When I was studying physics as an undergraduate at the university, I wrote an essay arguing for the necessity of reducing the cost of international phone calls. The argument was that the borders of nations could be defined in terms of the "connectivity" of the graphs representing information flow. Within the borders of a nation state a dense connection of information exchange was to be found, whereas there was less information flow across the border.
I did not take the borders of nations as an a priori entity. By making more information flow over the national borders, I hoped to dissolve the difference and conflicts between the nation states. A dramatic reduction in the cost of phone bills seemed to be a good strategy to that end. I even argued for the involvement of international organization such as the united nations to bring about that change.
What I did not anticipate at that time was, of course, the advent of the internet. The 20 years old I was arguing to introduce a "flat rate" system for domestic and international calls, as a moral requirement in the global age. The flat rate for information flow has been more or less actualized. Using the internet, it is now possible for us to communicate without necessarily being aware of the national borders.

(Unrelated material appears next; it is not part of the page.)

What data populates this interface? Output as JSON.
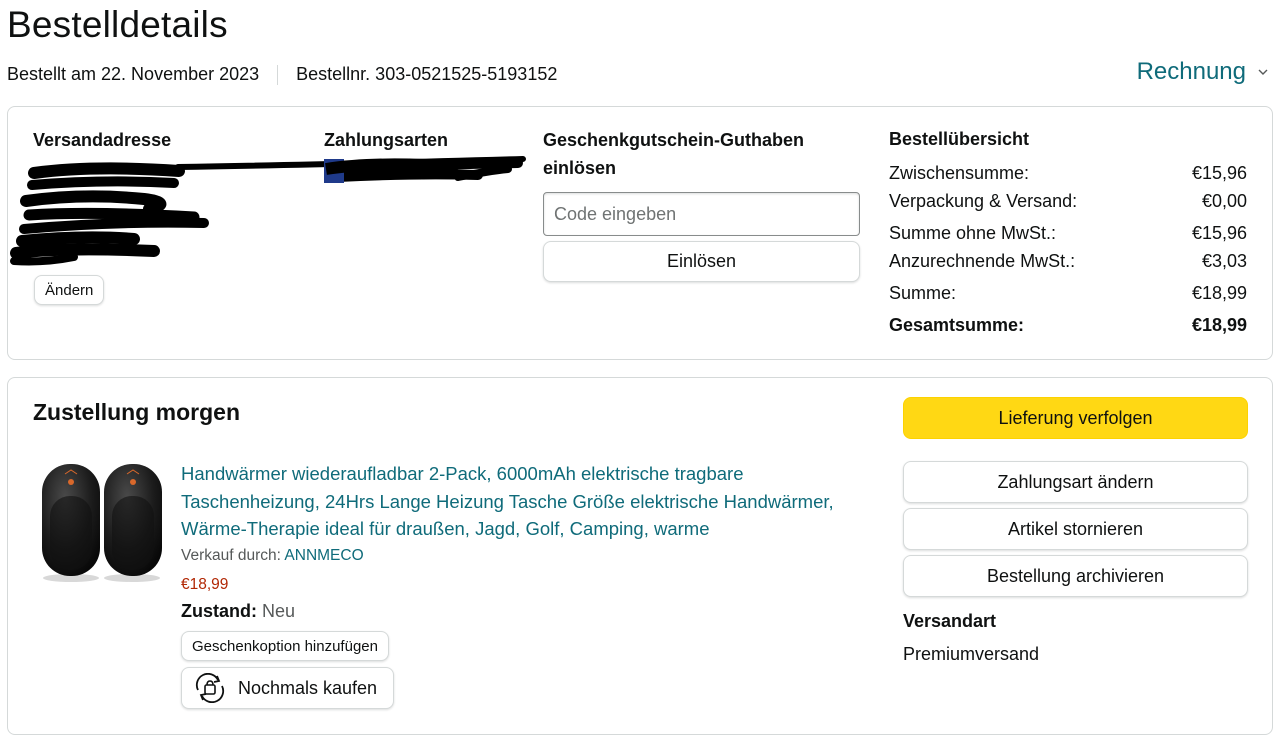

If there is to be a single nominee for the Nobel Peace Prize, Mr. Internet should be the most appropriate candidate.